- **TASK DETAILS**
Please print the whole listing below exactly as it stands.

'''

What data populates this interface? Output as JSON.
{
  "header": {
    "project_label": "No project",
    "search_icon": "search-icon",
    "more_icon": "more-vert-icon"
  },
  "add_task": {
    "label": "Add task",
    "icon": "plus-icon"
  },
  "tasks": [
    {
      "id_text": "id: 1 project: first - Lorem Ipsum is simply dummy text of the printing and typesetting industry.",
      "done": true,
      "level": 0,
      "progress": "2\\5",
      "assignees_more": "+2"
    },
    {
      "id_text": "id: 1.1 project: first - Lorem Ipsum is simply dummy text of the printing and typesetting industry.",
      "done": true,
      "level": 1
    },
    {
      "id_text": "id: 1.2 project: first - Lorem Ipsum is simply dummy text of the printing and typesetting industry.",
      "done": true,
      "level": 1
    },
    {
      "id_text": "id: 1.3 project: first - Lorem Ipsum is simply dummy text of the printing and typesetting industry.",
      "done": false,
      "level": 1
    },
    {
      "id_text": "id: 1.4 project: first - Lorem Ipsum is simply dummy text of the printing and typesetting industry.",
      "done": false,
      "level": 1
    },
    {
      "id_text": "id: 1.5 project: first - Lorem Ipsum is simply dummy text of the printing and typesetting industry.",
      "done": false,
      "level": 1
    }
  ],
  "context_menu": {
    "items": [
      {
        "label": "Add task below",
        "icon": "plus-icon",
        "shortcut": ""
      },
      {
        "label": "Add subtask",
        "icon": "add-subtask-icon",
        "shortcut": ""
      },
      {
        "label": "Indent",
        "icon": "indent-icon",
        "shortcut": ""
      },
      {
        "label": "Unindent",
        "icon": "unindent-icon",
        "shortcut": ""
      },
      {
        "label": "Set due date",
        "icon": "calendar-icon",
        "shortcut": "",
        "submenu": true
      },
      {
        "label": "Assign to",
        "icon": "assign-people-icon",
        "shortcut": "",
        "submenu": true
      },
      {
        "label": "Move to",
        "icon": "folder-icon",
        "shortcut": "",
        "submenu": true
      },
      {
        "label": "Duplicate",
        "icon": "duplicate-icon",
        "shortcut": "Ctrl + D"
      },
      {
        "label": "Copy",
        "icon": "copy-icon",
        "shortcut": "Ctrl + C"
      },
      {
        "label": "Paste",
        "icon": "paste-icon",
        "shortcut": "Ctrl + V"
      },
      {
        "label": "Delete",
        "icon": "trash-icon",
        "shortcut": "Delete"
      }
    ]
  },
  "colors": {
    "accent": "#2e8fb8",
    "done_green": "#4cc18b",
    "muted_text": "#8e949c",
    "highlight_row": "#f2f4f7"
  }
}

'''

- **REPLY**
What data populates this interface? Output as JSON.
{
  "header": {
    "project_label": "No project",
    "search_icon": "search-icon",
    "more_icon": "more-vert-icon"
  },
  "add_task": {
    "label": "Add task",
    "icon": "plus-icon"
  },
  "tasks": [
    {
      "id_text": "id: 1 project: first - Lorem Ipsum is simply dummy text of the printing and typesetting industry.",
      "done": true,
      "level": 0,
      "progress": "2\\5",
      "assignees_more": "+2"
    },
    {
      "id_text": "id: 1.1 project: first - Lorem Ipsum is simply dummy text of the printing and typesetting industry.",
      "done": true,
      "level": 1
    },
    {
      "id_text": "id: 1.2 project: first - Lorem Ipsum is simply dummy text of the printing and typesetting industry.",
      "done": true,
      "level": 1
    },
    {
      "id_text": "id: 1.3 project: first - Lorem Ipsum is simply dummy text of the printing and typesetting industry.",
      "done": false,
      "level": 1
    },
    {
      "id_text": "id: 1.4 project: first - Lorem Ipsum is simply dummy text of the printing and typesetting industry.",
      "done": false,
      "level": 1
    },
    {
      "id_text": "id: 1.5 project: first - Lorem Ipsum is simply dummy text of the printing and typesetting industry.",
      "done": false,
      "level": 1
    }
  ],
  "context_menu": {
    "items": [
      {
        "label": "Add task below",
        "icon": "plus-icon",
        "shortcut": ""
      },
      {
        "label": "Add subtask",
        "icon": "add-subtask-icon",
        "shortcut": ""
      },
      {
        "label": "Indent",
        "icon": "indent-icon",
        "shortcut": ""
      },
      {
        "label": "Unindent",
        "icon": "unindent-icon",
        "shortcut": ""
      },
      {
        "label": "Set due date",
        "icon": "calendar-icon",
        "shortcut": "",
        "submenu": true
      },
      {
        "label": "Assign to",
        "icon": "assign-people-icon",
        "shortcut": "",
        "submenu": true
      },
      {
        "label": "Move to",
        "icon": "folder-icon",
        "shortcut": "",
        "submenu": true
      },
      {
        "label": "Duplicate",
        "icon": "duplicate-icon",
        "shortcut": "Ctrl + D"
      },
      {
        "label": "Copy",
        "icon": "copy-icon",
        "shortcut": "Ctrl + C"
      },
      {
        "label": "Paste",
        "icon": "paste-icon",
        "shortcut": "Ctrl + V"
      },
      {
        "label": "Delete",
        "icon": "trash-icon",
        "shortcut": "Delete"
      }
    ]
  },
  "colors": {
    "accent": "#2e8fb8",
    "done_green": "#4cc18b",
    "muted_text": "#8e949c",
    "highlight_row": "#f2f4f7"
  }
}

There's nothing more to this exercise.